> _Task directions_: Copy out each line containing "error" from the entries below.

> _Supplied records_:
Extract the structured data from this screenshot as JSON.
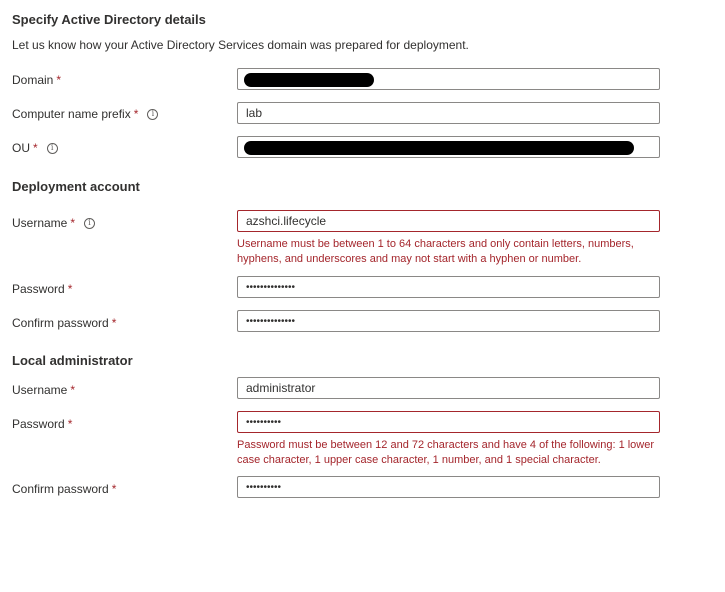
{
  "header": {
    "title": "Specify Active Directory details",
    "description": "Let us know how your Active Directory Services domain was prepared for deployment."
  },
  "fields": {
    "domain": {
      "label": "Domain",
      "required": "*",
      "value": ""
    },
    "computer_prefix": {
      "label": "Computer name prefix",
      "required": "*",
      "value": "lab",
      "info": "i"
    },
    "ou": {
      "label": "OU",
      "required": "*",
      "value": "",
      "info": "i"
    }
  },
  "deployment": {
    "section_title": "Deployment account",
    "username": {
      "label": "Username",
      "required": "*",
      "value": "azshci.lifecycle",
      "info": "i",
      "error": "Username must be between 1 to 64 characters and only contain letters, numbers, hyphens, and underscores and may not start with a hyphen or number."
    },
    "password": {
      "label": "Password",
      "required": "*",
      "value": "••••••••••••••"
    },
    "confirm": {
      "label": "Confirm password",
      "required": "*",
      "value": "••••••••••••••"
    }
  },
  "local_admin": {
    "section_title": "Local administrator",
    "username": {
      "label": "Username",
      "required": "*",
      "value": "administrator"
    },
    "password": {
      "label": "Password",
      "required": "*",
      "value": "••••••••••",
      "error": "Password must be between 12 and 72 characters and have 4 of the following: 1 lower case character, 1 upper case character, 1 number, and 1 special character."
    },
    "confirm": {
      "label": "Confirm password",
      "required": "*",
      "value": "••••••••••"
    }
  },
  "colors": {
    "error": "#a4262c",
    "border": "#8a8886",
    "text": "#323130"
  }
}
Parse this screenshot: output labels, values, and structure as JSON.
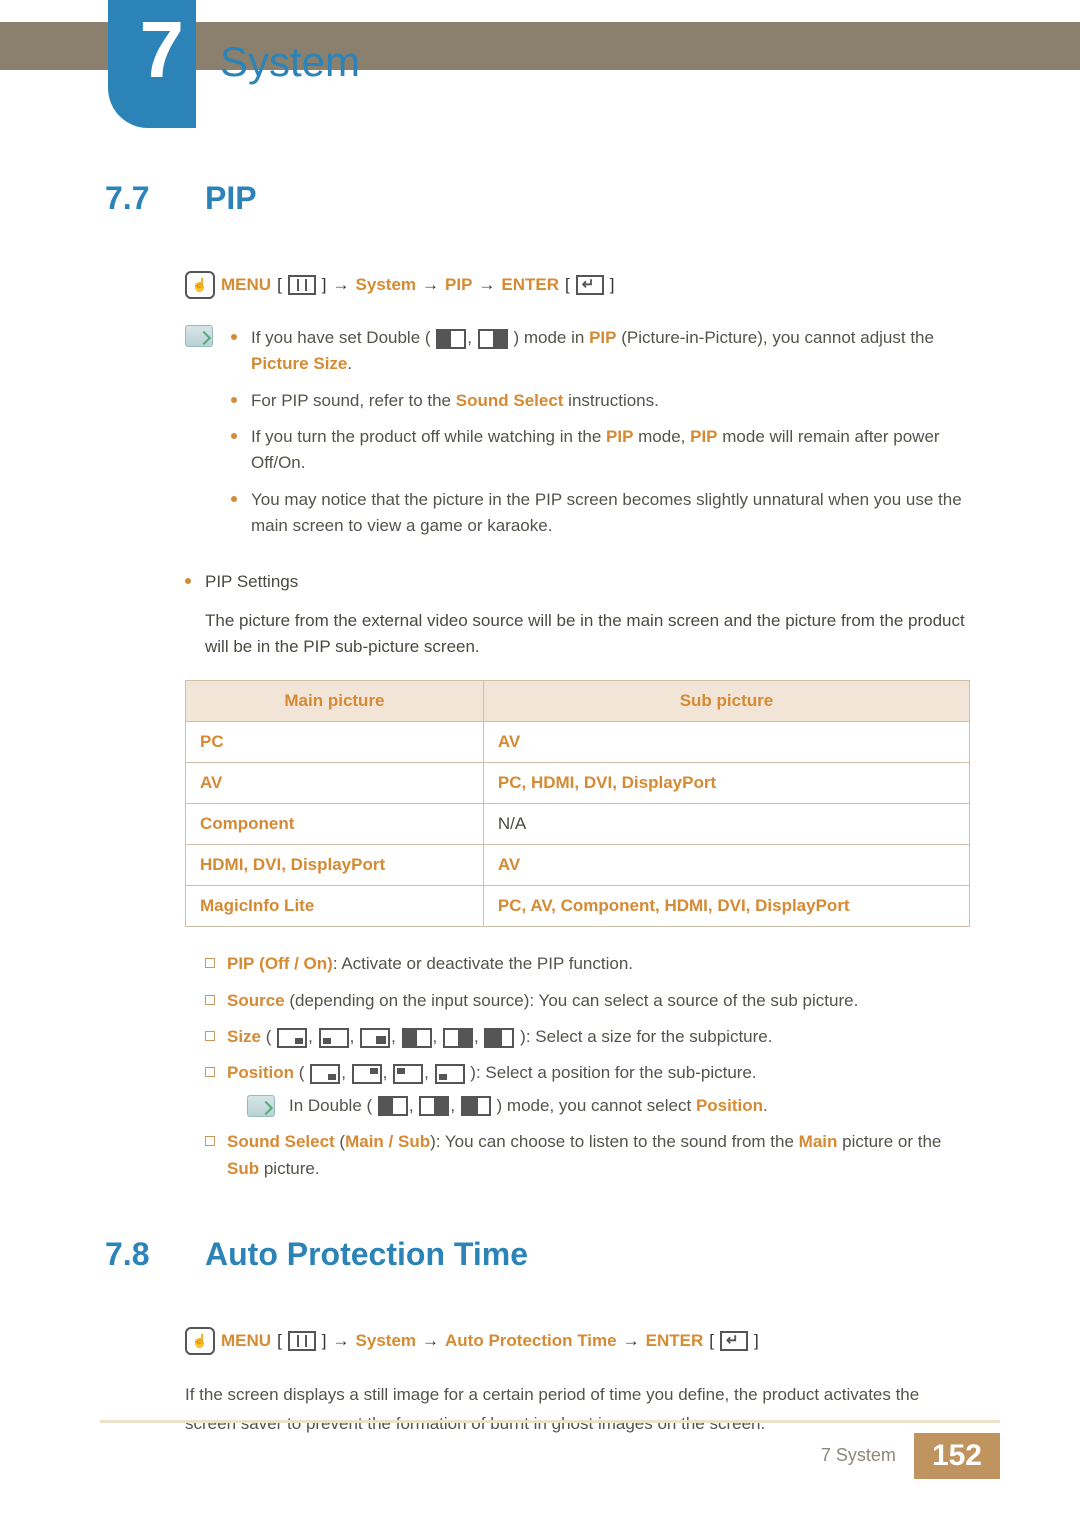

> _Result for this exercise_:
      "error": "Username must be between 1 to 64 characters and only contain letters, numbers, hyphens, and underscores and may not start with a hyphen or number."
      "error": "Password must be between 12 and 72 characters and have 4 of the following: 1 lower case character, 1 upper case character, 1 number, and 1 special character."
    "error": "#a4262c",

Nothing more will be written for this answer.